1. How did literary works of the Harlem Renaissance explore and expose critical social issues?
2. How did artists such as Claude McKay, Billie Holiday, and William Johnson use their talents to promote awareness of the horrors of lynching in America?
3. How did racism play a role in the demise of Swing and inception of Bebop?

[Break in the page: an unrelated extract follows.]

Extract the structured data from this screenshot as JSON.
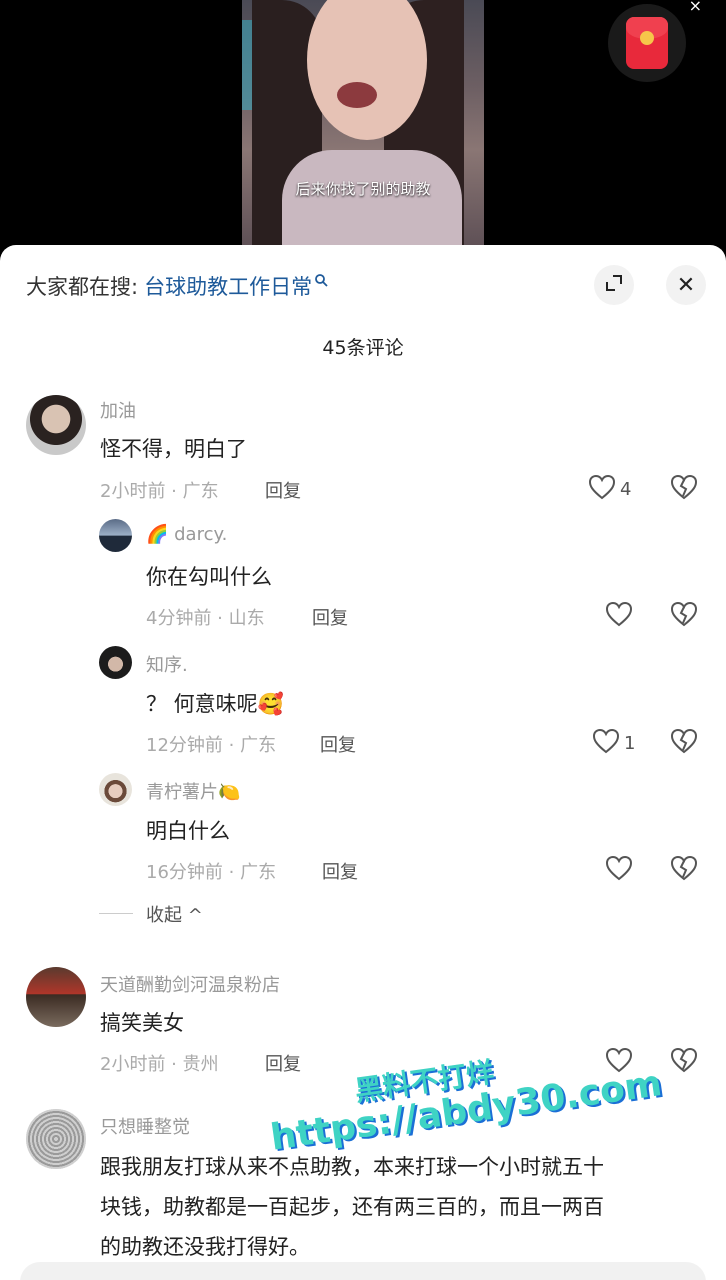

Part B) BEBOP & CHARLIE PARKER (1920-55) Alto saxophonist Charlie Parker developed a new jazz style that moved away from music popularized by the big bands. Although some jazz musicians and the general public seemed to scorn Bebop and clung to Swing, Parker’s new style came to have a commanding influence despite the rift it caused among old and new jazz musicians. Use your text book, the section VIII lecture, the Ken Burn’s documentary, and the podcasts linked in the Section 8 lecture and the links below to answer the following questions about Parker and bebop: 4. Briefly describe Charlie Parker’s background in music before becoming a solo recording artist. 5. Parker was from Kansas City. What impact did this likely have had upon Parker’s style and ultimately the development of bebop? 6. How is Bebop different from Swing? 7. Why did some define Bebop as a protest, rebel, or outlaw music? 8. What accounts for Bebop’s popularity among some musicians? 9. What accounts for Bebop’s unpopularity among average listeners? 10. Describe Louis Armstrong’s reaction to bebop. Why do you believe he reacted this way? 11. Describe and compare the improvisational (and compositional) styles of Charlie Parker and Thelonius Monk. Is there anything surprising or strange in your analysis regarding either musician? 12. Briefly describe the 1940s blending of bebop and Afro-Latin music as illustrated through the experiences of Dizzy Gillespie and others. What is it about each style that would seem to make a musical marriage between them difficult? 13. What is the performance advantage of using contrafacts—writing new melodies over previously existing musical forms (chords) of standard songs— compared with writing entirely new songs (chords & melodies)? In order to answer these questions about Parker and bebop in general, use your text, the lecture, the Burn’s documentary, and the podcasts made available through NPR. These links can also be found in your lecture. Bird Lives Part 1 http://www.npr.org/templates/story/story.php?storyId=13999003 Bird Lives Part 2 http://www.npr.org/templates/story/story.php?storyId=14156541 Ken Burn’s JAZZ: Episode 8 – Risk http://ahiv.alexanderstreet.com.prox.miracosta.edu/View/660602